Start of DATASET RECORDS
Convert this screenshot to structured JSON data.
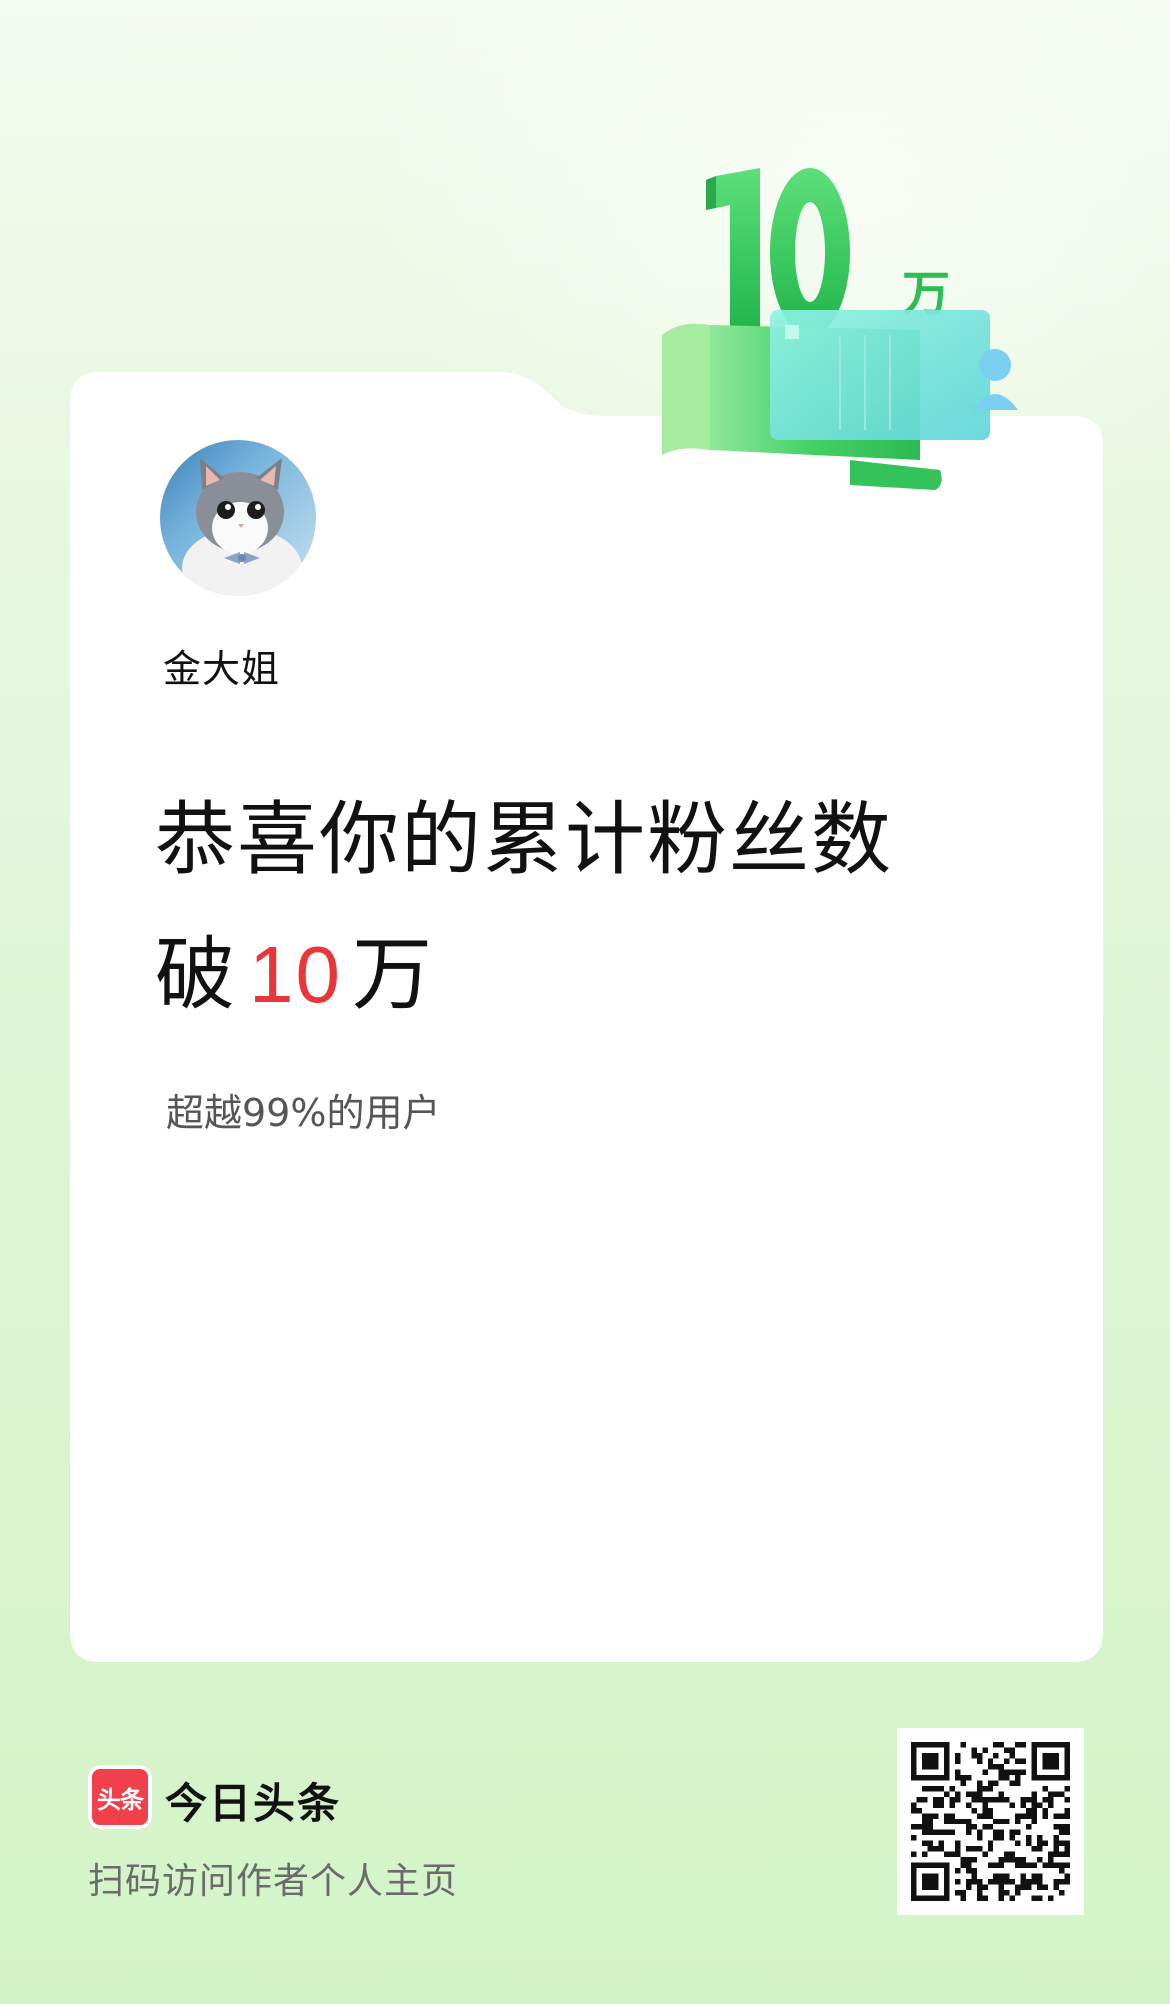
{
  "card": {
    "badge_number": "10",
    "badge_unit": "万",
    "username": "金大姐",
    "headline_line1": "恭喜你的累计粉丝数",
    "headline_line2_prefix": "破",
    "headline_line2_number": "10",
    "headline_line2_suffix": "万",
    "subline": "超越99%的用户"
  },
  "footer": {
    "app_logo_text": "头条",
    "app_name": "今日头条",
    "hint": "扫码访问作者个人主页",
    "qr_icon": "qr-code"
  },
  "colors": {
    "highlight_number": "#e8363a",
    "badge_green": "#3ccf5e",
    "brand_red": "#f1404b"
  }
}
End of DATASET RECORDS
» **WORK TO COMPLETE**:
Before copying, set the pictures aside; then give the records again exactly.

» **RESPONSE TO THE TASK**:
Convert this screenshot to structured JSON data.
{
  "card": {
    "badge_number": "10",
    "badge_unit": "万",
    "username": "金大姐",
    "headline_line1": "恭喜你的累计粉丝数",
    "headline_line2_prefix": "破",
    "headline_line2_number": "10",
    "headline_line2_suffix": "万",
    "subline": "超越99%的用户"
  },
  "footer": {
    "app_logo_text": "头条",
    "app_name": "今日头条",
    "hint": "扫码访问作者个人主页",
    "qr_icon": "qr-code"
  },
  "colors": {
    "highlight_number": "#e8363a",
    "badge_green": "#3ccf5e",
    "brand_red": "#f1404b"
  }
}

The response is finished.